The partnership proved successful for six years before Turnbull decided to enter the realm of politics and sold his stake in Pengana to the National Australia Bank.
"Getting into business with Malcolm is absolutely a highlight of my career - I wouldn't be where I am if I hadn't. He is a great business partner and mentor to have; we did a lot of good stuff together," Pillemer says.
While most business leaders might have cried at the prospect of such an upheaval in the middle of the Global Financial Crisis, Pillemer was confident the distinctive business model and investment strategy they had designed would endure.
"Our funds performed fantastically throughout the GFC. First and foremost, we look to protect client capital. If the markets go up in a bull market-type phase, we don't expect to outperform, but when they go sideways, and particularly when they drop like in the GFC, we should vastly outperform," Pillemer explains.
"We really shine in those markets because we're very focused on protecting investor capital."
As a brand, Pillemer says Pengana stands for stability, alignment with clients, and the delivery of strong, long-term returns. "It all happened very quickly. Soul Pattinson bought NAB's stake in Pengana just before Christmas and then, within days, they were looking to buy Peter Hall's share of Hunter Hall and we began looking at ways to combine the businesses," Pillemer says.
He describes the reverse takeover as a unique opportunity, saying that the actual business transition ran quite smoothly given that both firms were retail and high-net worth focused.
"Pengana had grown by close to 30% year on year over the last few years, whereas the Hunter Hall business had been diminishing in size for quite some time.
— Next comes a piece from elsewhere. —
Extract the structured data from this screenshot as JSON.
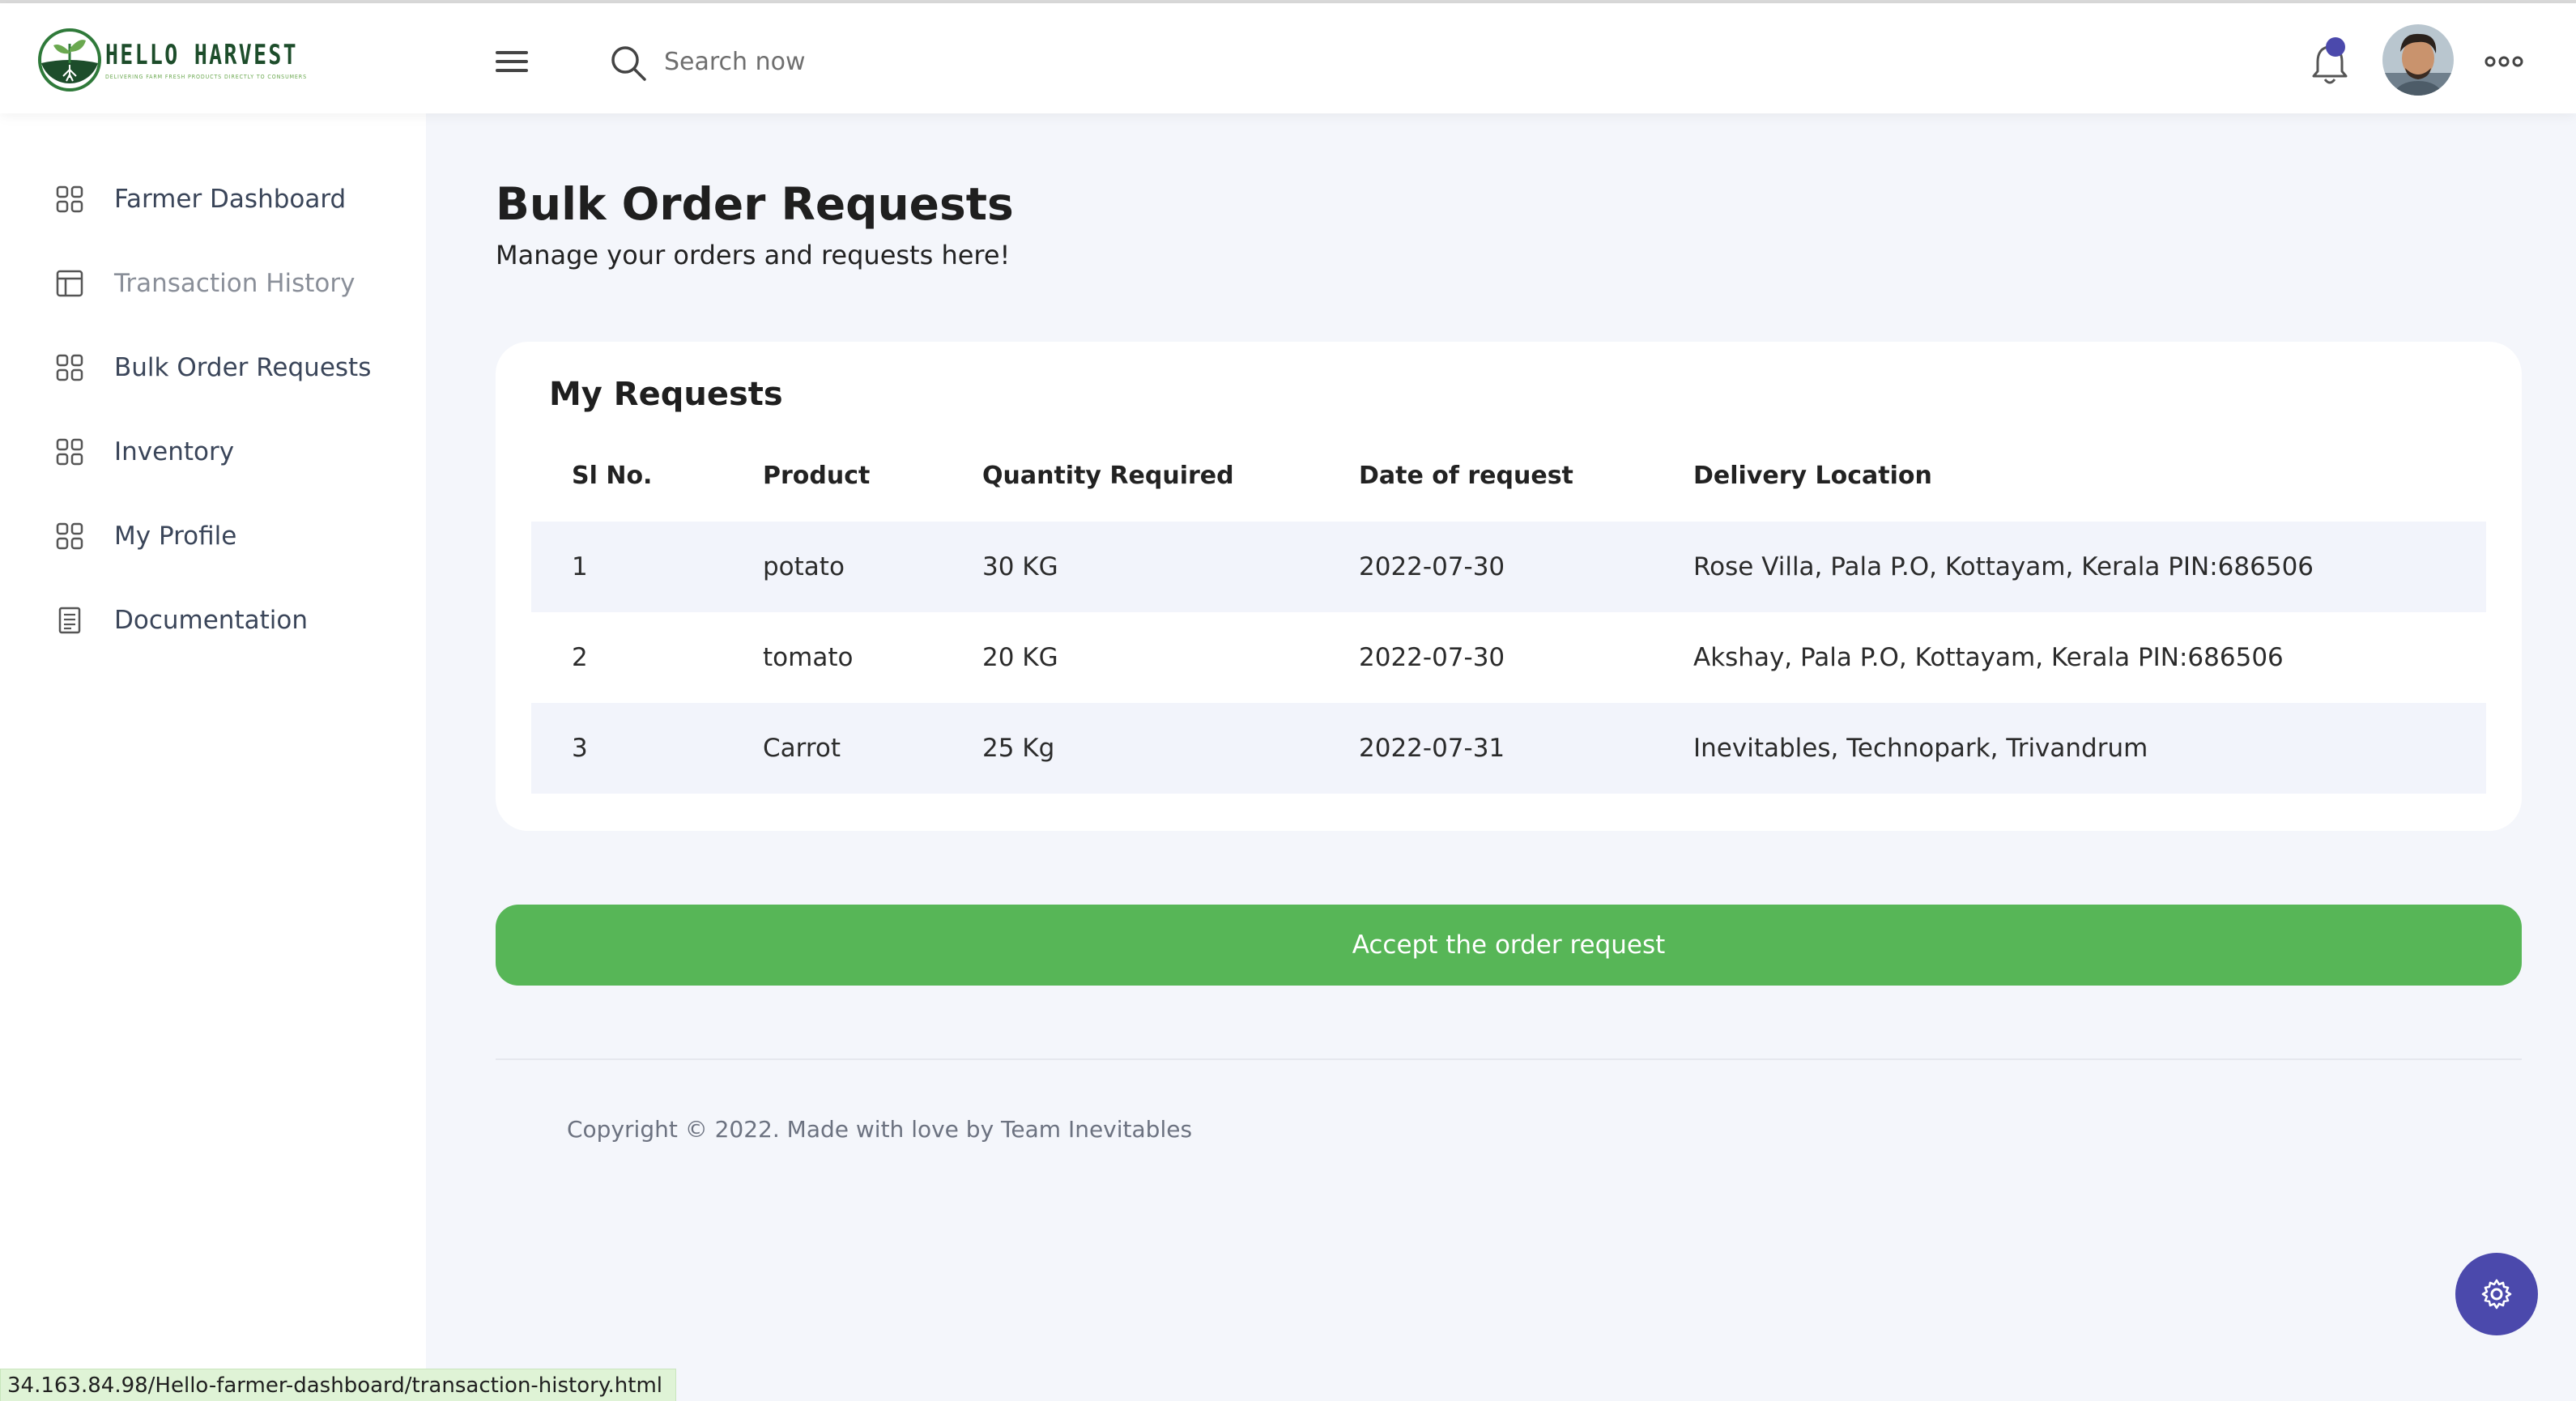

It represented a great opportunity for us to bring the Hunter Hall funds under the Pengana umbrella, to reinvigorate them and get investors excited about investing again," he says.
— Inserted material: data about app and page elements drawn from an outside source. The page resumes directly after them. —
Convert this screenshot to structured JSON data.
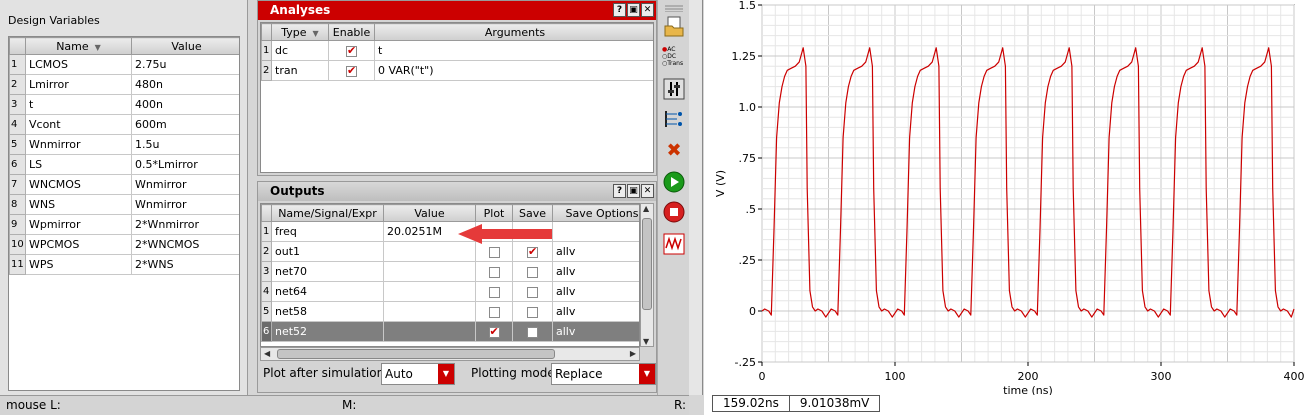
{
  "design_variables": {
    "title": "Design Variables",
    "columns": [
      "Name",
      "Value"
    ],
    "rows": [
      {
        "n": "1",
        "name": "LCMOS",
        "value": "2.75u"
      },
      {
        "n": "2",
        "name": "Lmirror",
        "value": "480n"
      },
      {
        "n": "3",
        "name": "t",
        "value": "400n"
      },
      {
        "n": "4",
        "name": "Vcont",
        "value": "600m"
      },
      {
        "n": "5",
        "name": "Wnmirror",
        "value": "1.5u"
      },
      {
        "n": "6",
        "name": "LS",
        "value": "0.5*Lmirror"
      },
      {
        "n": "7",
        "name": "WNCMOS",
        "value": "Wnmirror"
      },
      {
        "n": "8",
        "name": "WNS",
        "value": "Wnmirror"
      },
      {
        "n": "9",
        "name": "Wpmirror",
        "value": "2*Wnmirror"
      },
      {
        "n": "10",
        "name": "WPCMOS",
        "value": "2*WNCMOS"
      },
      {
        "n": "11",
        "name": "WPS",
        "value": "2*WNS"
      }
    ]
  },
  "analyses": {
    "title": "Analyses",
    "columns": [
      "Type",
      "Enable",
      "Arguments"
    ],
    "rows": [
      {
        "n": "1",
        "type": "dc",
        "enabled": true,
        "args": "t"
      },
      {
        "n": "2",
        "type": "tran",
        "enabled": true,
        "args": "0 VAR(\"t\")"
      }
    ]
  },
  "outputs": {
    "title": "Outputs",
    "columns": [
      "Name/Signal/Expr",
      "Value",
      "Plot",
      "Save",
      "Save Options"
    ],
    "rows": [
      {
        "n": "1",
        "name": "freq",
        "value": "20.0251M",
        "plot": null,
        "save": null,
        "opts": "",
        "selected": false
      },
      {
        "n": "2",
        "name": "out1",
        "value": "",
        "plot": false,
        "save": true,
        "opts": "allv",
        "selected": false
      },
      {
        "n": "3",
        "name": "net70",
        "value": "",
        "plot": false,
        "save": false,
        "opts": "allv",
        "selected": false
      },
      {
        "n": "4",
        "name": "net64",
        "value": "",
        "plot": false,
        "save": false,
        "opts": "allv",
        "selected": false
      },
      {
        "n": "5",
        "name": "net58",
        "value": "",
        "plot": false,
        "save": false,
        "opts": "allv",
        "selected": false
      },
      {
        "n": "6",
        "name": "net52",
        "value": "",
        "plot": true,
        "save": false,
        "opts": "allv",
        "selected": true
      }
    ],
    "plot_after_label": "Plot after simulation:",
    "plot_after_value": "Auto",
    "plotting_mode_label": "Plotting mode:",
    "plotting_mode_value": "Replace"
  },
  "toolbar": {
    "radio_options": [
      "AC",
      "DC",
      "Trans"
    ],
    "icons": [
      "scroll-icon",
      "open-folder-icon",
      "analysis-radio-icon",
      "tune-icon",
      "netlist-icon",
      "delete-icon",
      "run-icon",
      "stop-icon",
      "plot-icon"
    ]
  },
  "status": {
    "mouse": "mouse L:",
    "middle": "M:",
    "right": "R:"
  },
  "colors": {
    "accent": "#cc0000",
    "trace": "#cc0000",
    "selected_row": "#7f7f7f"
  },
  "chart_data": {
    "type": "line",
    "title": "",
    "xlabel": "time (ns)",
    "ylabel": "V (V)",
    "xlim": [
      0,
      400
    ],
    "ylim": [
      -0.25,
      1.5
    ],
    "x_ticks": [
      "0",
      "100",
      "200",
      "300",
      "400"
    ],
    "y_ticks": [
      "-.25",
      "0",
      ".25",
      ".5",
      ".75",
      "1.0",
      "1.25",
      "1.5"
    ],
    "grid": true,
    "series": [
      {
        "name": "",
        "period_ns": 50,
        "x": [
          0,
          2,
          5,
          7,
          9,
          11,
          13,
          15,
          17,
          19,
          22,
          25,
          28,
          31,
          33,
          34,
          36,
          38,
          40,
          42,
          45,
          48,
          52,
          55,
          57,
          59,
          61,
          63,
          65,
          67,
          69,
          72,
          75,
          78,
          81,
          83,
          84,
          86,
          88,
          90,
          92,
          95,
          98,
          102,
          105,
          107,
          109,
          111,
          113,
          115,
          117,
          119,
          122,
          125,
          128,
          131,
          133,
          134,
          136,
          138,
          140,
          142,
          145,
          148,
          152,
          155,
          157,
          159,
          161,
          163,
          165,
          167,
          169,
          172,
          175,
          178,
          181,
          183,
          184,
          186,
          188,
          190,
          192,
          195,
          198,
          202,
          205,
          207,
          209,
          211,
          213,
          215,
          217,
          219,
          222,
          225,
          228,
          231,
          233,
          234,
          236,
          238,
          240,
          242,
          245,
          248,
          252,
          255,
          257,
          259,
          261,
          263,
          265,
          267,
          269,
          272,
          275,
          278,
          281,
          283,
          284,
          286,
          288,
          290,
          292,
          295,
          298,
          302,
          305,
          307,
          309,
          311,
          313,
          315,
          317,
          319,
          322,
          325,
          328,
          331,
          333,
          334,
          336,
          338,
          340,
          342,
          345,
          348,
          352,
          355,
          357,
          359,
          361,
          363,
          365,
          367,
          369,
          372,
          375,
          378,
          381,
          383,
          384,
          386,
          388,
          390,
          392,
          395,
          398,
          400
        ],
        "y": [
          0.0,
          0.01,
          0.0,
          -0.02,
          0.4,
          0.85,
          1.02,
          1.1,
          1.15,
          1.18,
          1.19,
          1.2,
          1.22,
          1.29,
          1.2,
          0.6,
          0.1,
          0.02,
          0.0,
          0.01,
          0.0,
          -0.03,
          0.01,
          0.0,
          -0.02,
          0.4,
          0.85,
          1.02,
          1.1,
          1.15,
          1.18,
          1.19,
          1.2,
          1.22,
          1.29,
          1.2,
          0.6,
          0.1,
          0.02,
          0.0,
          0.01,
          0.0,
          -0.03,
          0.01,
          0.0,
          -0.02,
          0.4,
          0.85,
          1.02,
          1.1,
          1.15,
          1.18,
          1.19,
          1.2,
          1.22,
          1.29,
          1.2,
          0.6,
          0.1,
          0.02,
          0.0,
          0.01,
          0.0,
          -0.03,
          0.01,
          0.0,
          -0.02,
          0.4,
          0.85,
          1.02,
          1.1,
          1.15,
          1.18,
          1.19,
          1.2,
          1.22,
          1.29,
          1.2,
          0.6,
          0.1,
          0.02,
          0.0,
          0.01,
          0.0,
          -0.03,
          0.01,
          0.0,
          -0.02,
          0.4,
          0.85,
          1.02,
          1.1,
          1.15,
          1.18,
          1.19,
          1.2,
          1.22,
          1.29,
          1.2,
          0.6,
          0.1,
          0.02,
          0.0,
          0.01,
          0.0,
          -0.03,
          0.01,
          0.0,
          -0.02,
          0.4,
          0.85,
          1.02,
          1.1,
          1.15,
          1.18,
          1.19,
          1.2,
          1.22,
          1.29,
          1.2,
          0.6,
          0.1,
          0.02,
          0.0,
          0.01,
          0.0,
          -0.03,
          0.01,
          0.0,
          -0.02,
          0.4,
          0.85,
          1.02,
          1.1,
          1.15,
          1.18,
          1.19,
          1.2,
          1.22,
          1.29,
          1.2,
          0.6,
          0.1,
          0.02,
          0.0,
          0.01,
          0.0,
          -0.03,
          0.01,
          0.0,
          -0.02,
          0.4,
          0.85,
          1.02,
          1.1,
          1.15,
          1.18,
          1.19,
          1.2,
          1.22,
          1.29,
          1.2,
          0.6,
          0.1,
          0.02,
          0.0,
          0.01,
          0.0,
          -0.03,
          0.01
        ]
      }
    ],
    "cursor_readout": [
      "159.02ns",
      "9.01038mV"
    ]
  }
}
Pillemer knows that this may take time, though he says the response from ex-
Hunter Hall investors has been overwhelmingly positive.
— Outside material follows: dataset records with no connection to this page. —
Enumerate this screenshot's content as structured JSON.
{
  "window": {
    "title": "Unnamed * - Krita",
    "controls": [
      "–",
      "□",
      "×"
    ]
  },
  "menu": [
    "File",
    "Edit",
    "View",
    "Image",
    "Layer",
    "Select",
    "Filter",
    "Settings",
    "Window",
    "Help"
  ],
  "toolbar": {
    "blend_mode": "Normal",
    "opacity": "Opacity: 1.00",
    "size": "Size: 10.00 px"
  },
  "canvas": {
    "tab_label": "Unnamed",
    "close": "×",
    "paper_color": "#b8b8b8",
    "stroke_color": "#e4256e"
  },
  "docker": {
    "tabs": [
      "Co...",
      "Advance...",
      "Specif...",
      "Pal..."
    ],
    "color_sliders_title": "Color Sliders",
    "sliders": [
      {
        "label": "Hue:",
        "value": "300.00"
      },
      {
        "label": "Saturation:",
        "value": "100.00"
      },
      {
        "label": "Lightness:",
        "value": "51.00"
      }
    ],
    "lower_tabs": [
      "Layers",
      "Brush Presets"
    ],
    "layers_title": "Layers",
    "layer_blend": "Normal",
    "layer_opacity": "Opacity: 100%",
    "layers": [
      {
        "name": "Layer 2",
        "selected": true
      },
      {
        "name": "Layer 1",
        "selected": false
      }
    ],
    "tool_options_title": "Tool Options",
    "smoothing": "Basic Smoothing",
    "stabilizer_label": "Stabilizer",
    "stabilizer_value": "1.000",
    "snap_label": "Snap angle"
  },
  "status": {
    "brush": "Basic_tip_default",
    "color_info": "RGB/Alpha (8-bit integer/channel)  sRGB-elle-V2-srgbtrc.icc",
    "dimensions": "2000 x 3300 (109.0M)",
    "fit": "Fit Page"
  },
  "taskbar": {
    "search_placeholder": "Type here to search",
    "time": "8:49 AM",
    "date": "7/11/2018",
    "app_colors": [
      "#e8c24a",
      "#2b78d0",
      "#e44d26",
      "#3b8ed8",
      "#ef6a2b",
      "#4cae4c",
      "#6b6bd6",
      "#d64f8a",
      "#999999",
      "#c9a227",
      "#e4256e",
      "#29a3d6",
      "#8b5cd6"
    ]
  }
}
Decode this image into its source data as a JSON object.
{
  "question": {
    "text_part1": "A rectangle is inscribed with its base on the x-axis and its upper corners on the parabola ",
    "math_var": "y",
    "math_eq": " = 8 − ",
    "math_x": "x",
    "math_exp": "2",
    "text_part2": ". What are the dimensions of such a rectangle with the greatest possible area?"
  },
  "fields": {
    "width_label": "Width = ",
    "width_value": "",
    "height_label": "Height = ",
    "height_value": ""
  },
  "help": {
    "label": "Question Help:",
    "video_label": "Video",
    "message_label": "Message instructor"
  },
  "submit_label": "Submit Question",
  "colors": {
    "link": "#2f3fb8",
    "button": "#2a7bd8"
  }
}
"The way we manage money is fundamentally different to the way Hunter Hall did. We aim to get consistent, long-term returns with minimal volatility, whereas they had quite a high-risk portfolio. We've spoken to a lot of the ex-Hunter Hall investor base and we haven't come across one that doesn't agree that this is a better way to manage money," he says.
Contributing further to the growth of the business, Pengana partnered with UK ESG specialist WHEB and, just before the Hunter Hall transaction, the firm took approximately 10% of the equity within the business and distributed it among staff.
"That is something that I am incredibly proud of. It gave me great pleasure and I believe it will add hugely to the value of our business over time," Pillemer says.
With so much going on at work, Pillemer finds solace in spending as much time with his family as he can. He also tries to keep as fit as possible, though he stays away from competitive sports after a snapped Achilles heel cut his semi-professional soccer career short.
"I just have to imagine where I might have ended up while I watch the kids now," he says.
He also fills his spare time working on The Orah Project; a philanthropic endeavour he co-founded with his wife, working to assist charities for the disadvantaged in the Jewish community as well as Jewish charities that benefit the greater community as well.
This enthusiasm to help others has ultimately shaped the business model at Pengana Capital, with Pillemer saying that while the firm was never looking to go public, the added capability and expertise it now boasts enables Pengana Capital to do what it was doing even better than before - safeguarding clients' wealth.
"We're not that manager who year in year out you'll see at the top of the list, but we're that consistent manager that's always up there in sideways and down markets. That's the kind of manager that people need and want in their portfolios," he says.
"Wealth is a pretty precarious world, so there's nothing better than when the markets are down and your clients are calling you up thanking you for protecting them - that's the best feeling."